Once your storage room is organized, make sure to set up a cycle count program to periodically audit the quantity and inspect the condition of the inventory items. ABC Analysis the one of the frequently used programs to prioritize which items you review most often. Chartered Global Management Accountant (CGMA) website has a pretty good explanation for ABC analysis. In summary, ‘A’ items have the highest consumption value and should be closely watched to reduce potential losses due to inventory write offs. ‘B’ and ‘C’ items may have higher usage frequency, but the overall consumption value is so much smaller, that the business can afford losses due to stock outs or inaccuracies.
There are so many more ways to ensure that your inventory management practices are helping you to keep up with customer demand and to eventually lead to increased sales. And each step or method I described above deserves its own blog. I hope that the spreadsheet attached to this blog is useful, in case you are not ready to invest into a software or would like to use it to organize your garage or your pantry. Also, feel free to reach out to us with any questions by sending an email to firstname.lastname@example.org.
ABOUT THE AUTHOR

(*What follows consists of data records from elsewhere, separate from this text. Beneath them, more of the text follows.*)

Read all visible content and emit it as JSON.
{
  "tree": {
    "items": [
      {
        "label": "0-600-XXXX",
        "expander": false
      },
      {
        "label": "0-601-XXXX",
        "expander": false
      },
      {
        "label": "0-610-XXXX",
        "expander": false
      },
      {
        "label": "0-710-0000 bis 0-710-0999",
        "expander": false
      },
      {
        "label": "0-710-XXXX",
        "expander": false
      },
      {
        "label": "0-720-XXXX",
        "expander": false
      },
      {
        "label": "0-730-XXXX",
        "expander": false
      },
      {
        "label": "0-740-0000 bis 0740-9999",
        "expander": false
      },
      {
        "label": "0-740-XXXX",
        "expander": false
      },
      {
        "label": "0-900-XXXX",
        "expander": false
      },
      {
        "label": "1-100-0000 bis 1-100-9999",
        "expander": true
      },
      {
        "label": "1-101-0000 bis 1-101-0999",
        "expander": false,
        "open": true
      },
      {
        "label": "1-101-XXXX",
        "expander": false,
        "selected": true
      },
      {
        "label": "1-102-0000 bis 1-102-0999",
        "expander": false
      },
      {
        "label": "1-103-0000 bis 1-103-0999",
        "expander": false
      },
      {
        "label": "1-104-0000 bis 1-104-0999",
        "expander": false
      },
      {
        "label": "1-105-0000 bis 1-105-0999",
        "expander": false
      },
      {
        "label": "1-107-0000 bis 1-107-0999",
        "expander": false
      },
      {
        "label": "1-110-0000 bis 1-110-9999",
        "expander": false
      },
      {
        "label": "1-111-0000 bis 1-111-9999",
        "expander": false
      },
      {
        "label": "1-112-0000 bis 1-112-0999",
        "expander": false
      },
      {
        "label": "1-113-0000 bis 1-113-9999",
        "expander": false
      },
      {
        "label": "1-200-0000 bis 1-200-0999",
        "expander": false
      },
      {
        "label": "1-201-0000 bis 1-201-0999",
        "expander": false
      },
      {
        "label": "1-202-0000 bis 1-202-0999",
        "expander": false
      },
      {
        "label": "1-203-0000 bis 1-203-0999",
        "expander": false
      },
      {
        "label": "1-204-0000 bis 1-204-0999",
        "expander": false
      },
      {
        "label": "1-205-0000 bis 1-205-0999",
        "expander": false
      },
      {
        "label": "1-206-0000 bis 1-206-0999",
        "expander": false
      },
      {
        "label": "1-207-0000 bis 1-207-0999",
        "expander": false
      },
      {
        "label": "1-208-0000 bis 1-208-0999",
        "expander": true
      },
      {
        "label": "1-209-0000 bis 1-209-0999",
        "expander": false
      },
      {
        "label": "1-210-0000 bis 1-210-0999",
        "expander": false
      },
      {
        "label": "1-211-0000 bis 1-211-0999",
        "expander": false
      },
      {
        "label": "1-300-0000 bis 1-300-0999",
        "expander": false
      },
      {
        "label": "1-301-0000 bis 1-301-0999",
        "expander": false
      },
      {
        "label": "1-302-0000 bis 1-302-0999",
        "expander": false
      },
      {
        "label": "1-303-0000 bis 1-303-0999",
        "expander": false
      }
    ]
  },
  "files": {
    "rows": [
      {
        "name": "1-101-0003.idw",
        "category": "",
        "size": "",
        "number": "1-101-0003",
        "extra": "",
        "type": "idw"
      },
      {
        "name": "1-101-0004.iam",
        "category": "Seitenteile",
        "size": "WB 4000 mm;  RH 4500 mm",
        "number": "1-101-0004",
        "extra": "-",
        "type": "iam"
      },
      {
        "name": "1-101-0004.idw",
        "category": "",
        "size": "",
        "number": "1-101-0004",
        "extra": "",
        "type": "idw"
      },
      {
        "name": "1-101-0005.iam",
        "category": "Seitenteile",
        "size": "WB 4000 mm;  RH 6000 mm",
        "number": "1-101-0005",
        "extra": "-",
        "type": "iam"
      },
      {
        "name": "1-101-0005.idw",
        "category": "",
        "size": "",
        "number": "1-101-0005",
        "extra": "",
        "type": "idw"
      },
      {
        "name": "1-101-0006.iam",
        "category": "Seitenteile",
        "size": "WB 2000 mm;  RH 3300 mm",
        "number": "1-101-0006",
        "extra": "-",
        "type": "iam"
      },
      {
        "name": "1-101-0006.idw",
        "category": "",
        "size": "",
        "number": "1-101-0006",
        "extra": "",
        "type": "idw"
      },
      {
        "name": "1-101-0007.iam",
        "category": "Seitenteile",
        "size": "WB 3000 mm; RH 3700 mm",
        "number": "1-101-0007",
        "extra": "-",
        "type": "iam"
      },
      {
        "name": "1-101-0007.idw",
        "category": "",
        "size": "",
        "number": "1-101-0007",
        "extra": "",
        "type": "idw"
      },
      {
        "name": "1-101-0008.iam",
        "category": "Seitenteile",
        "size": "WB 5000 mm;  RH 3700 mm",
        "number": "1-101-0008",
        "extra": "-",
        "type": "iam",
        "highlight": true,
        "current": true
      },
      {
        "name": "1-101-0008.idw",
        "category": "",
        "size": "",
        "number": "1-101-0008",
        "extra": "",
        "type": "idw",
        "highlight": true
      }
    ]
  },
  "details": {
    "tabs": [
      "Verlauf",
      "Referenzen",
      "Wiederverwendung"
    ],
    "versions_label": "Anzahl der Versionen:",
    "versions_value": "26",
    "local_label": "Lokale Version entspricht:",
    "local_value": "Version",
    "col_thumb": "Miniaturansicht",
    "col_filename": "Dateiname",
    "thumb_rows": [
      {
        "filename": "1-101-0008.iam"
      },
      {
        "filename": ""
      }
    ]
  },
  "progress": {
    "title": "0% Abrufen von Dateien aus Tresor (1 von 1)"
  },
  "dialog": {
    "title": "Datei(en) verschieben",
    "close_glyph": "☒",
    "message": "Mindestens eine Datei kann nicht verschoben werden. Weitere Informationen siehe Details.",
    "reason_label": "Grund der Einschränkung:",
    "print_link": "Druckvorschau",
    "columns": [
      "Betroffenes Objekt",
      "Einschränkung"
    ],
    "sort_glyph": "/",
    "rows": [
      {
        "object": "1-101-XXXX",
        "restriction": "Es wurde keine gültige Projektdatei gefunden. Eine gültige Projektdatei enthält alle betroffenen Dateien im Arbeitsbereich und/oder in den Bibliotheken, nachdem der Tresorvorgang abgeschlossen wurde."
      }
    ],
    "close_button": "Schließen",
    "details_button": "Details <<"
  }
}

Rosita Johnson is ASCI's Business Development Manager. Rosita has been with the company for over 20 years in different areas of supply chain management: procurement, contracting, inventory management, and ERP system implementation. Contact her at email@example.com to set up a free consultation appointment or to share any ideas or experience that could help other businesses.